- TASK BRIEF:
Look through the data below and show every line that includes "JSON".

Records excerpted from a collection
________________

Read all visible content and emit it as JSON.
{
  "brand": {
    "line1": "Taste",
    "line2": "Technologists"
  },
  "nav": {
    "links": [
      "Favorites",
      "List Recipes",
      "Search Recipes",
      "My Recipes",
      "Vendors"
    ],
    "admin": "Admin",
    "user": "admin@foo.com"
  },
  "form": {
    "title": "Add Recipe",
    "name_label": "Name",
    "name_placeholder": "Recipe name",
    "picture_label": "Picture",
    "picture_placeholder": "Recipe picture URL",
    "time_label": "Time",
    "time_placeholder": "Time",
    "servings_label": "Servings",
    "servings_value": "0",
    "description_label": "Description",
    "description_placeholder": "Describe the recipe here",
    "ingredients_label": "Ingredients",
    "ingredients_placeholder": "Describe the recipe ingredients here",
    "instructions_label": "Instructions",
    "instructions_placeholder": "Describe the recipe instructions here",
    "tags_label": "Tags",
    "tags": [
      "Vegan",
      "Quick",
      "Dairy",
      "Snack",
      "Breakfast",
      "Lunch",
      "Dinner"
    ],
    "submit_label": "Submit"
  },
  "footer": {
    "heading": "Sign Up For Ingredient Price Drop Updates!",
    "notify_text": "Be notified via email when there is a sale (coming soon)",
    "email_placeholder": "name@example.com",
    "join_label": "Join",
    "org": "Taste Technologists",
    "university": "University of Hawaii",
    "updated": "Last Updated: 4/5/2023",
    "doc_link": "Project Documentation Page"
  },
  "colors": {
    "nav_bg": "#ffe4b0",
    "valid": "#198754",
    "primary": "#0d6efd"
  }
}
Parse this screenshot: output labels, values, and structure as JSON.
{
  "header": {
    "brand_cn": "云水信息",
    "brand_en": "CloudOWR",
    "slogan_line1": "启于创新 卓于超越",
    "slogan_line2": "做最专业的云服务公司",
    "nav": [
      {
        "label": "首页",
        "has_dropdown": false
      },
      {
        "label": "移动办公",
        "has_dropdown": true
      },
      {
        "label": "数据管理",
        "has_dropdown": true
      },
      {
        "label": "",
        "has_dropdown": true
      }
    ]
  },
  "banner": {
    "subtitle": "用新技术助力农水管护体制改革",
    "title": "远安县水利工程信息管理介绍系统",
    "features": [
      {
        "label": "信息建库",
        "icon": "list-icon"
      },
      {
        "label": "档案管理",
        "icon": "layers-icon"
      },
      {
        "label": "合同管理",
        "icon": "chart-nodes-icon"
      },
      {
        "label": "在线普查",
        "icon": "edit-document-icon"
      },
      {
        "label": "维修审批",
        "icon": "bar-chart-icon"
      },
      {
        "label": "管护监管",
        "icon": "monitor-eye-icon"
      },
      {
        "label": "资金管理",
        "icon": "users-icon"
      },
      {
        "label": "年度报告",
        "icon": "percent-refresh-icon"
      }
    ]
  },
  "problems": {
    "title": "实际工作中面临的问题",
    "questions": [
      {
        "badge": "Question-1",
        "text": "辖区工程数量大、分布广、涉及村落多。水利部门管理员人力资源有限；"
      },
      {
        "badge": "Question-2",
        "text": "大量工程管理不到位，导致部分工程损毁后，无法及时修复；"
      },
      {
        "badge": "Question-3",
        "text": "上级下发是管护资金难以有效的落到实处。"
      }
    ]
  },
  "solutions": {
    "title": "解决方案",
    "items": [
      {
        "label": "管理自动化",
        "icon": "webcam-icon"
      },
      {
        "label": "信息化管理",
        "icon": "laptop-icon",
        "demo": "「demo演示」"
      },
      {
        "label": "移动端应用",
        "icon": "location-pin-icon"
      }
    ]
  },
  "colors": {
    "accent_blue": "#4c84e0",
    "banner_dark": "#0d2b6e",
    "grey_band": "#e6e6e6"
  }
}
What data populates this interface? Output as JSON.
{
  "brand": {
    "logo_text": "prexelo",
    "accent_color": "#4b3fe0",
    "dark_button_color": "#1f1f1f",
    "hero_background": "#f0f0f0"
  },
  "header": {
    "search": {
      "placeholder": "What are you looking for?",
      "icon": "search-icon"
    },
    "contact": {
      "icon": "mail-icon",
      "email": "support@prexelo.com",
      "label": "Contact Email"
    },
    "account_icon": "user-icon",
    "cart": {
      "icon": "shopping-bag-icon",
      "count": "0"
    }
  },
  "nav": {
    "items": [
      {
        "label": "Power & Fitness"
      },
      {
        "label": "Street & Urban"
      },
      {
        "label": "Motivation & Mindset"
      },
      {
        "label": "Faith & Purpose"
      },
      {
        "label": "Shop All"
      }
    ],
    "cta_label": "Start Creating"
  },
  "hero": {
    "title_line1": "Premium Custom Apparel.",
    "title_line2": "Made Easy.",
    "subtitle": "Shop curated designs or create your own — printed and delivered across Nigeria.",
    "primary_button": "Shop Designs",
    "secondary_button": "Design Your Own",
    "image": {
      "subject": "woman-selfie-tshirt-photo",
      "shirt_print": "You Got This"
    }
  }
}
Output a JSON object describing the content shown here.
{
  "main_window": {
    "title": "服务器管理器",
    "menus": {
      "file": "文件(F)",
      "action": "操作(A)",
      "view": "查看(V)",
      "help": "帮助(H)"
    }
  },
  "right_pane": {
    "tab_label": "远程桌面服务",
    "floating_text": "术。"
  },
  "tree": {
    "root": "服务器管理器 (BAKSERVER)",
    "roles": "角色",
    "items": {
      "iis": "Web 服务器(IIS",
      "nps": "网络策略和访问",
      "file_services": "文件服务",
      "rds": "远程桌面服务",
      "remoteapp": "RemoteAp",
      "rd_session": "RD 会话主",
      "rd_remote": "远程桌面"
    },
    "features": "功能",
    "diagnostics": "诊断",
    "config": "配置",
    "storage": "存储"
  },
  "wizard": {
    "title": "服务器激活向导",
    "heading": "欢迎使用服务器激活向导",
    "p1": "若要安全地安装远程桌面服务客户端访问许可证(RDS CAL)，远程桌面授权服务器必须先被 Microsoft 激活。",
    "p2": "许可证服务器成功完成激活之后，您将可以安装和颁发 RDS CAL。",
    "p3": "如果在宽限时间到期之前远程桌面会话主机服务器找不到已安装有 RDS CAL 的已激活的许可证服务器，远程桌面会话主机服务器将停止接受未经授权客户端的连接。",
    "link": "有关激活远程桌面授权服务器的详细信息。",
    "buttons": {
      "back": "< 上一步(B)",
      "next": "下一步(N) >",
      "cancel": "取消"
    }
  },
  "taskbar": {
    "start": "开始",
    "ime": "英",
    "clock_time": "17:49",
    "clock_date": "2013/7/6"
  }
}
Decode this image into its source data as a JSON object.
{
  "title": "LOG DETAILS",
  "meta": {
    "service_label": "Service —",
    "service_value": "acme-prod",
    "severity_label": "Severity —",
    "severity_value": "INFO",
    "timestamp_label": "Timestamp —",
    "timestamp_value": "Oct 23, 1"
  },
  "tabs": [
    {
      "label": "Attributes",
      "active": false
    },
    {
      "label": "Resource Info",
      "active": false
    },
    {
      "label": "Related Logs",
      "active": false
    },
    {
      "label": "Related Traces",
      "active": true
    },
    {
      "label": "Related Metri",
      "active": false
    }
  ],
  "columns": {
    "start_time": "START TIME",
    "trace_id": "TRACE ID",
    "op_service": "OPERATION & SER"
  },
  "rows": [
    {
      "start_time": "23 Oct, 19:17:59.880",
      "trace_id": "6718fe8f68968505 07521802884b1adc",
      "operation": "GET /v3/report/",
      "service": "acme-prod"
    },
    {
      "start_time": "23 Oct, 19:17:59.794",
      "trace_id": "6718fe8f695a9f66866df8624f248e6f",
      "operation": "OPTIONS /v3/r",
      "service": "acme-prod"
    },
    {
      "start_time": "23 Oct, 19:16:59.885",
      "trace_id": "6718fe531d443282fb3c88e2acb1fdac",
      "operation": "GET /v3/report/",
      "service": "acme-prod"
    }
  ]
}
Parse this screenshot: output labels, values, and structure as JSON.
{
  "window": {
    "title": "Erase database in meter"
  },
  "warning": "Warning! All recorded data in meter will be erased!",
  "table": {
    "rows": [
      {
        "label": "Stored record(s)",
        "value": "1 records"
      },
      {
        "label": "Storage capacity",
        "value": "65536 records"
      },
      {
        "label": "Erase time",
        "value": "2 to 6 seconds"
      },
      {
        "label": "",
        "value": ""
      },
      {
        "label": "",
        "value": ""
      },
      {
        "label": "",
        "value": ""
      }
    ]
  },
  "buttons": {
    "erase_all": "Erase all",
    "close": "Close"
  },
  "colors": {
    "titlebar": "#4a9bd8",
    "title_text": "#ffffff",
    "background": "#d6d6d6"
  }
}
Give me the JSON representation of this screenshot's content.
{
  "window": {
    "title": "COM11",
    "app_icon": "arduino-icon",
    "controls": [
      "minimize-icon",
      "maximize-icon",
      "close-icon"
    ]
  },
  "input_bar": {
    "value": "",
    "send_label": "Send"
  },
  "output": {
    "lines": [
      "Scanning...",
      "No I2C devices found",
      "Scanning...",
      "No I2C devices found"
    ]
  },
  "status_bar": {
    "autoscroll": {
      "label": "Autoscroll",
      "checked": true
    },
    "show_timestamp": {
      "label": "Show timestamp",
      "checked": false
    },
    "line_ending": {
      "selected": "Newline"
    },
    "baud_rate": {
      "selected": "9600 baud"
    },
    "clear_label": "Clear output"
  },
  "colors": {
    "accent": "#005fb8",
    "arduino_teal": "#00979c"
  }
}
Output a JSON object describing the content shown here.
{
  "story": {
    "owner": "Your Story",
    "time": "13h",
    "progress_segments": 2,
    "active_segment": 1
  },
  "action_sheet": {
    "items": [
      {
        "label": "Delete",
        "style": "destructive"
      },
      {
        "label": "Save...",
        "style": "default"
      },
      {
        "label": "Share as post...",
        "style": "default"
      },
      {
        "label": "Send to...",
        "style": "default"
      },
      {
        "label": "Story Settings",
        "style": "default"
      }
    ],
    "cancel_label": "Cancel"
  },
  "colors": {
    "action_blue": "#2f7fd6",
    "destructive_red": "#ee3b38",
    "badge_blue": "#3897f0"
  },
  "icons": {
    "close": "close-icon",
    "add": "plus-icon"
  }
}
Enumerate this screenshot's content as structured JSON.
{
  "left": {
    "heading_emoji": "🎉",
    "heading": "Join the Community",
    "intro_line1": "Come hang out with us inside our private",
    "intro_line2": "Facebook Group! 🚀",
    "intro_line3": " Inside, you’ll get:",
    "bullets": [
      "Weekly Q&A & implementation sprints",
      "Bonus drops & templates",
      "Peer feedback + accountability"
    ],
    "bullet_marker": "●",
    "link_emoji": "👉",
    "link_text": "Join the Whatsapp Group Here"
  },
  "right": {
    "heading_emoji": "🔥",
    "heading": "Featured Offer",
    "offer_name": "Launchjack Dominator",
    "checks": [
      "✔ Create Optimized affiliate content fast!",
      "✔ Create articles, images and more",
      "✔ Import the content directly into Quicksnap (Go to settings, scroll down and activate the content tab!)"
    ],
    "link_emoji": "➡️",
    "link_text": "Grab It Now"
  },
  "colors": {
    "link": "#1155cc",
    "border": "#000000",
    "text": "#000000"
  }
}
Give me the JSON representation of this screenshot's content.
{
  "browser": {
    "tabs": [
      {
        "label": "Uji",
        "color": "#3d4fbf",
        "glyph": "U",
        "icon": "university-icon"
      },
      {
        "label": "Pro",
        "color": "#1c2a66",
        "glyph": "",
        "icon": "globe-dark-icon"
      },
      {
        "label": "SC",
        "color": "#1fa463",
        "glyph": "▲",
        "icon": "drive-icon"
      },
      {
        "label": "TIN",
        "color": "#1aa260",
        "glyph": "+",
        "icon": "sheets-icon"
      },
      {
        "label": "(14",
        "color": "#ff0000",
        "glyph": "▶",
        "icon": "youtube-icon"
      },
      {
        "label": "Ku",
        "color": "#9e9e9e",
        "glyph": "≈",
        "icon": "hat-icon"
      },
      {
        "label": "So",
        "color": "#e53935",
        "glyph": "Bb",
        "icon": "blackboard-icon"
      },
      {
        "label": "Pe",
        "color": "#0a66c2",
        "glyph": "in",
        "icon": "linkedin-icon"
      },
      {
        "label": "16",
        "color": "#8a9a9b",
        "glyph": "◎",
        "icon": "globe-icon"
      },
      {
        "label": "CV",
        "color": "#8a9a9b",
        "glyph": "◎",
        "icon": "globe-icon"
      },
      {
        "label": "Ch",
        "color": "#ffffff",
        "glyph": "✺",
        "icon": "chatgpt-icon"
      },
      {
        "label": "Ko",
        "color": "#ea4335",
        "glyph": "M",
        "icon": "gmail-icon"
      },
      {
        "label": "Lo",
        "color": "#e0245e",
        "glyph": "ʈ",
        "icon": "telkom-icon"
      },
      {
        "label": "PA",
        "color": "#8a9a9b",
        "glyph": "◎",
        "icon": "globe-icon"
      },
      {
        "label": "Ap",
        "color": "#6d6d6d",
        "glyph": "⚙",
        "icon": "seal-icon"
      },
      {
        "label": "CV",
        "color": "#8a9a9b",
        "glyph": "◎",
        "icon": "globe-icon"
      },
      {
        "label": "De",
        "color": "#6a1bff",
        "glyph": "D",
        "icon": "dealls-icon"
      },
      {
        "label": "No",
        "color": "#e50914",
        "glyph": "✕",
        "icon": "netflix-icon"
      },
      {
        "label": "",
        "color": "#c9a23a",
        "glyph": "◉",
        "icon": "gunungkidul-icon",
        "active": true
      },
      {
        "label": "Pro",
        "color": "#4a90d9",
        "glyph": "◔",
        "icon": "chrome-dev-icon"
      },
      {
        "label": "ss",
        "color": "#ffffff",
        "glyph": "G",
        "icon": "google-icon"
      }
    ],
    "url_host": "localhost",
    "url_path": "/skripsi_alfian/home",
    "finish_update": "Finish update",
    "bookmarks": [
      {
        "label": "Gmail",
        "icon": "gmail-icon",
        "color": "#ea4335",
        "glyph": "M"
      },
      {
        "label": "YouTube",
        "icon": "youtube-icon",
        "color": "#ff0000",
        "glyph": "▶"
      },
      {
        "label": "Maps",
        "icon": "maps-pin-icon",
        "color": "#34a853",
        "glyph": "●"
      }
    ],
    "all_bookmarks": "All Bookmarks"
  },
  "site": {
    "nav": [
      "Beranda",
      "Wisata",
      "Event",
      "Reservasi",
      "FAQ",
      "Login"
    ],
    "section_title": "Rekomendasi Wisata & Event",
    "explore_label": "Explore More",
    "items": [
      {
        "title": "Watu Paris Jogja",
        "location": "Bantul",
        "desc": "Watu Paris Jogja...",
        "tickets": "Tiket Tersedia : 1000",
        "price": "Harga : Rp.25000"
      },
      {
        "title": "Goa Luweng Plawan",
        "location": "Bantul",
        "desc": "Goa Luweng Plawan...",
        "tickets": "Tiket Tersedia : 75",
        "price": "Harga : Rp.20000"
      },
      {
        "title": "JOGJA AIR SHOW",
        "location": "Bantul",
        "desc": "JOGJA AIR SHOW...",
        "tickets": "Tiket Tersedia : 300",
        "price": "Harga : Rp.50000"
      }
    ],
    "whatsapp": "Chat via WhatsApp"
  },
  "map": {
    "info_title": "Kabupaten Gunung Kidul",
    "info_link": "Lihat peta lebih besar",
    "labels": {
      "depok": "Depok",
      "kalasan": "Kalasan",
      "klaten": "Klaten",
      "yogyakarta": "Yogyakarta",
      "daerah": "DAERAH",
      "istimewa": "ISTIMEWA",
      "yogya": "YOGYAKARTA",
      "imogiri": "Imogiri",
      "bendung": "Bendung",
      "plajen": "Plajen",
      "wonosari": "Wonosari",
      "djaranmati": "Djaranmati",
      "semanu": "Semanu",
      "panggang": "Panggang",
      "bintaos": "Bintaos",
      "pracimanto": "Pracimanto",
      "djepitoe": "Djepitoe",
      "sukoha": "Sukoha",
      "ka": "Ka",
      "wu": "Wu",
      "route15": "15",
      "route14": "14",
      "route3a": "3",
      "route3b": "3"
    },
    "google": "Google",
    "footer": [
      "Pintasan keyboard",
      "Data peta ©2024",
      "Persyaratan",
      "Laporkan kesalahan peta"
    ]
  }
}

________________

- RESULT FOR THIS TASK:
Read all visible content and emit it as JSON.
Parse this screenshot: output labels, values, and structure as JSON.
What data populates this interface? Output as JSON.
Output a JSON object describing the content shown here.
Decode this image into its source data as a JSON object.
Parse this screenshot: output labels, values, and structure as JSON.
Give me the JSON representation of this screenshot's content.
Output a JSON object describing the content shown here.
Enumerate this screenshot's content as structured JSON.
Give me the JSON representation of this screenshot's content.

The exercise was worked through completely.